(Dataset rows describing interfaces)
======
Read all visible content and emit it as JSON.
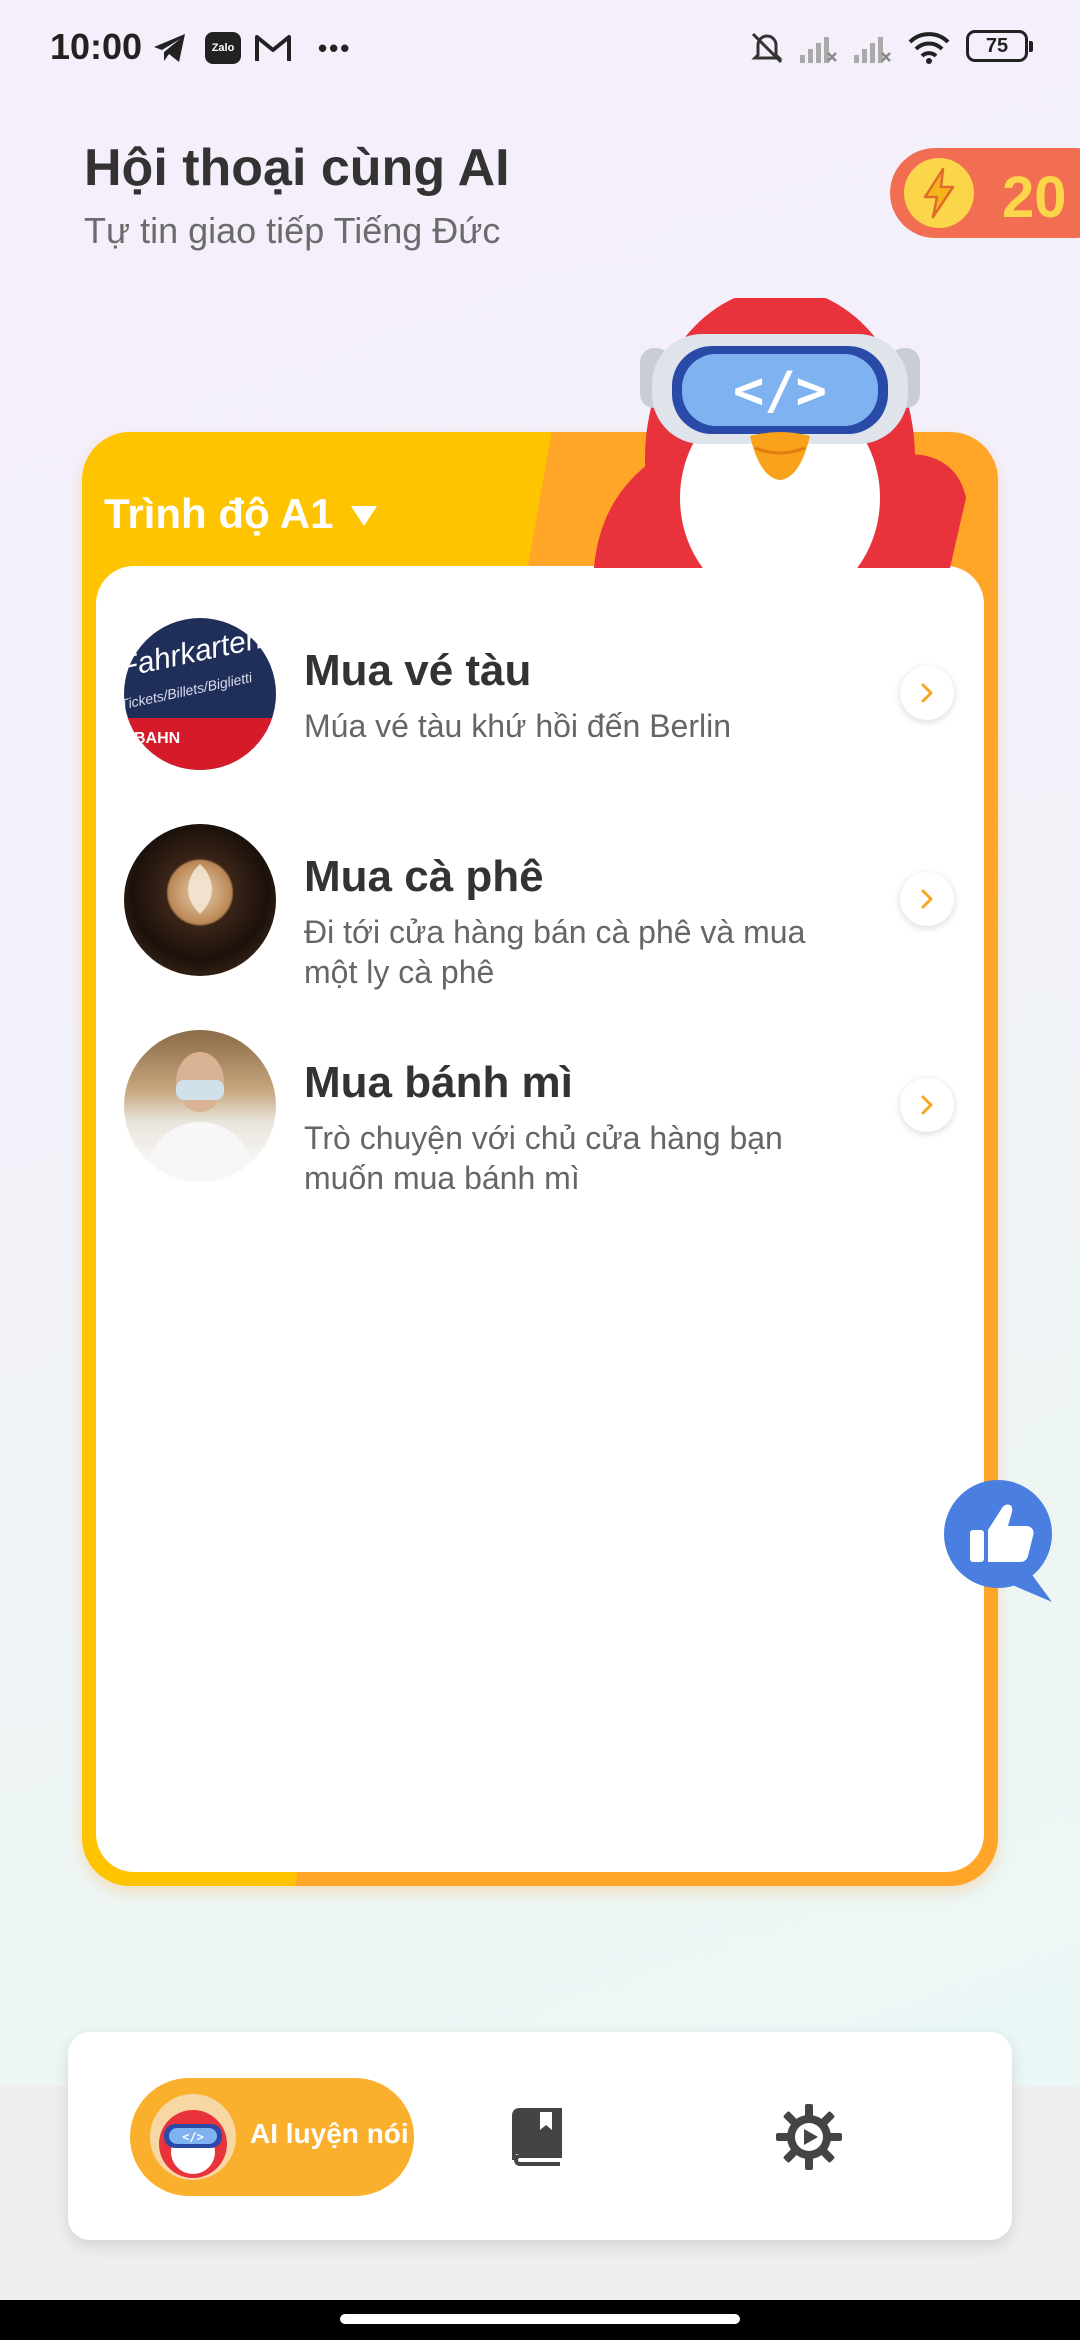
{
  "status_bar": {
    "time": "10:00",
    "zalo_label": "Zalo",
    "more": "•••",
    "battery": "75"
  },
  "header": {
    "title": "Hội thoại cùng AI",
    "subtitle": "Tự tin giao tiếp Tiếng Đức",
    "energy_count": "20",
    "energy_icon": "lightning-bolt-icon"
  },
  "level": {
    "label": "Trình độ A1"
  },
  "lessons": [
    {
      "title": "Mua vé tàu",
      "description": "Múa vé tàu khứ hồi đến Berlin",
      "sign_line1": "Fahrkarten",
      "sign_line2": "Tickets/Billets/Biglietti",
      "sign_brand": "BAHN"
    },
    {
      "title": "Mua cà phê",
      "description": "Đi tới cửa hàng bán cà phê và mua một ly cà phê"
    },
    {
      "title": "Mua bánh mì",
      "description": "Trò chuyện với chủ cửa hàng bạn muốn mua bánh mì"
    }
  ],
  "nav": {
    "active_label": "AI luyện nói",
    "items": [
      "ai-practice",
      "book-icon",
      "settings-gear-icon"
    ]
  },
  "colors": {
    "card_yellow": "#ffc400",
    "card_orange": "#ffa629",
    "energy_bg": "#f26e52",
    "like_button": "#4a7ee0"
  }
}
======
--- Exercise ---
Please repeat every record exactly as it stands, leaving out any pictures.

--- Result of the exercise ---
Read all visible content and emit it as JSON.
{
  "status_bar": {
    "time": "10:00",
    "zalo_label": "Zalo",
    "more": "•••",
    "battery": "75"
  },
  "header": {
    "title": "Hội thoại cùng AI",
    "subtitle": "Tự tin giao tiếp Tiếng Đức",
    "energy_count": "20",
    "energy_icon": "lightning-bolt-icon"
  },
  "level": {
    "label": "Trình độ A1"
  },
  "lessons": [
    {
      "title": "Mua vé tàu",
      "description": "Múa vé tàu khứ hồi đến Berlin",
      "sign_line1": "Fahrkarten",
      "sign_line2": "Tickets/Billets/Biglietti",
      "sign_brand": "BAHN"
    },
    {
      "title": "Mua cà phê",
      "description": "Đi tới cửa hàng bán cà phê và mua một ly cà phê"
    },
    {
      "title": "Mua bánh mì",
      "description": "Trò chuyện với chủ cửa hàng bạn muốn mua bánh mì"
    }
  ],
  "nav": {
    "active_label": "AI luyện nói",
    "items": [
      "ai-practice",
      "book-icon",
      "settings-gear-icon"
    ]
  },
  "colors": {
    "card_yellow": "#ffc400",
    "card_orange": "#ffa629",
    "energy_bg": "#f26e52",
    "like_button": "#4a7ee0"
  }
}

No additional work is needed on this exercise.